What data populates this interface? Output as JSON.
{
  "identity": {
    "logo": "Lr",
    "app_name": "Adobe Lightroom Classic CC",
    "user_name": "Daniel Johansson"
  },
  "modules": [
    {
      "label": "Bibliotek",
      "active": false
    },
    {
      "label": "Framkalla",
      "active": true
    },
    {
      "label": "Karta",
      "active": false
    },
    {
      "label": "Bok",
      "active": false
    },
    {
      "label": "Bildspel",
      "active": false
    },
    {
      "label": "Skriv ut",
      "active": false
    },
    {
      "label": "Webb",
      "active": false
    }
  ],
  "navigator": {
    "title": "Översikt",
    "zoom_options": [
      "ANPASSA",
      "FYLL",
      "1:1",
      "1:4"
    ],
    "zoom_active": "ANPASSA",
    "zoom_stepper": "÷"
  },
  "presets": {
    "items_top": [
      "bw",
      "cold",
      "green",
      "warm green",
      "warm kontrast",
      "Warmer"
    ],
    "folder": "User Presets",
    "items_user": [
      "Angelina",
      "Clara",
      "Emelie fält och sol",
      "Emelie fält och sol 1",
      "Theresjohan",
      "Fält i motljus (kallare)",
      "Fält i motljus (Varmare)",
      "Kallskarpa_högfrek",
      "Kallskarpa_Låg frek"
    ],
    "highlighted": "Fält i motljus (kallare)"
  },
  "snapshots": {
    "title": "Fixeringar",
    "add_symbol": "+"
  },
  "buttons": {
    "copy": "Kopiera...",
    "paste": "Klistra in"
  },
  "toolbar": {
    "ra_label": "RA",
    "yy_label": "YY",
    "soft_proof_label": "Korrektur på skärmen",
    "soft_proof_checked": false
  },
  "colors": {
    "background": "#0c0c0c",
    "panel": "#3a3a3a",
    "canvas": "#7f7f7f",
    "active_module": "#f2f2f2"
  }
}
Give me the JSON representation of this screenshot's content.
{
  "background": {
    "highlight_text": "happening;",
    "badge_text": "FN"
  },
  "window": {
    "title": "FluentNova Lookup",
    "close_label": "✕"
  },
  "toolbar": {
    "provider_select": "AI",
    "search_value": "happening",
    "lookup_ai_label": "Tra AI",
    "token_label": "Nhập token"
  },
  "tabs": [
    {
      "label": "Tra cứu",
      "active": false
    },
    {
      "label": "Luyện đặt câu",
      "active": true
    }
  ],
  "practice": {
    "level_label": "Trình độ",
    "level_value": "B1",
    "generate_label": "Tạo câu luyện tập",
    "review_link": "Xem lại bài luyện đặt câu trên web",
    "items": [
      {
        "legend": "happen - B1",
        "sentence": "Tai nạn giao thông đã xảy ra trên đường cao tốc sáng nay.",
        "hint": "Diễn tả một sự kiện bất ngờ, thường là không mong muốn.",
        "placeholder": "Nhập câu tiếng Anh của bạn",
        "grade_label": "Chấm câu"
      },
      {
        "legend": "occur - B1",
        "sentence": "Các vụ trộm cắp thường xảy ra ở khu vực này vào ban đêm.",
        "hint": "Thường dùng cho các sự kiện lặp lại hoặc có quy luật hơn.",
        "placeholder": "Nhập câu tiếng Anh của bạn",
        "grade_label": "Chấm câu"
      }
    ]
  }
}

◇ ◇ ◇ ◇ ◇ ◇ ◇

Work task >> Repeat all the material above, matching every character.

Exercise answer >>
What data populates this interface? Output as JSON.
{
  "identity": {
    "logo": "Lr",
    "app_name": "Adobe Lightroom Classic CC",
    "user_name": "Daniel Johansson"
  },
  "modules": [
    {
      "label": "Bibliotek",
      "active": false
    },
    {
      "label": "Framkalla",
      "active": true
    },
    {
      "label": "Karta",
      "active": false
    },
    {
      "label": "Bok",
      "active": false
    },
    {
      "label": "Bildspel",
      "active": false
    },
    {
      "label": "Skriv ut",
      "active": false
    },
    {
      "label": "Webb",
      "active": false
    }
  ],
  "navigator": {
    "title": "Översikt",
    "zoom_options": [
      "ANPASSA",
      "FYLL",
      "1:1",
      "1:4"
    ],
    "zoom_active": "ANPASSA",
    "zoom_stepper": "÷"
  },
  "presets": {
    "items_top": [
      "bw",
      "cold",
      "green",
      "warm green",
      "warm kontrast",
      "Warmer"
    ],
    "folder": "User Presets",
    "items_user": [
      "Angelina",
      "Clara",
      "Emelie fält och sol",
      "Emelie fält och sol 1",
      "Theresjohan",
      "Fält i motljus (kallare)",
      "Fält i motljus (Varmare)",
      "Kallskarpa_högfrek",
      "Kallskarpa_Låg frek"
    ],
    "highlighted": "Fält i motljus (kallare)"
  },
  "snapshots": {
    "title": "Fixeringar",
    "add_symbol": "+"
  },
  "buttons": {
    "copy": "Kopiera...",
    "paste": "Klistra in"
  },
  "toolbar": {
    "ra_label": "RA",
    "yy_label": "YY",
    "soft_proof_label": "Korrektur på skärmen",
    "soft_proof_checked": false
  },
  "colors": {
    "background": "#0c0c0c",
    "panel": "#3a3a3a",
    "canvas": "#7f7f7f",
    "active_module": "#f2f2f2"
  }
}
Give me the JSON representation of this screenshot's content.
{
  "background": {
    "highlight_text": "happening;",
    "badge_text": "FN"
  },
  "window": {
    "title": "FluentNova Lookup",
    "close_label": "✕"
  },
  "toolbar": {
    "provider_select": "AI",
    "search_value": "happening",
    "lookup_ai_label": "Tra AI",
    "token_label": "Nhập token"
  },
  "tabs": [
    {
      "label": "Tra cứu",
      "active": false
    },
    {
      "label": "Luyện đặt câu",
      "active": true
    }
  ],
  "practice": {
    "level_label": "Trình độ",
    "level_value": "B1",
    "generate_label": "Tạo câu luyện tập",
    "review_link": "Xem lại bài luyện đặt câu trên web",
    "items": [
      {
        "legend": "happen - B1",
        "sentence": "Tai nạn giao thông đã xảy ra trên đường cao tốc sáng nay.",
        "hint": "Diễn tả một sự kiện bất ngờ, thường là không mong muốn.",
        "placeholder": "Nhập câu tiếng Anh của bạn",
        "grade_label": "Chấm câu"
      },
      {
        "legend": "occur - B1",
        "sentence": "Các vụ trộm cắp thường xảy ra ở khu vực này vào ban đêm.",
        "hint": "Thường dùng cho các sự kiện lặp lại hoặc có quy luật hơn.",
        "placeholder": "Nhập câu tiếng Anh của bạn",
        "grade_label": "Chấm câu"
      }
    ]
  }
}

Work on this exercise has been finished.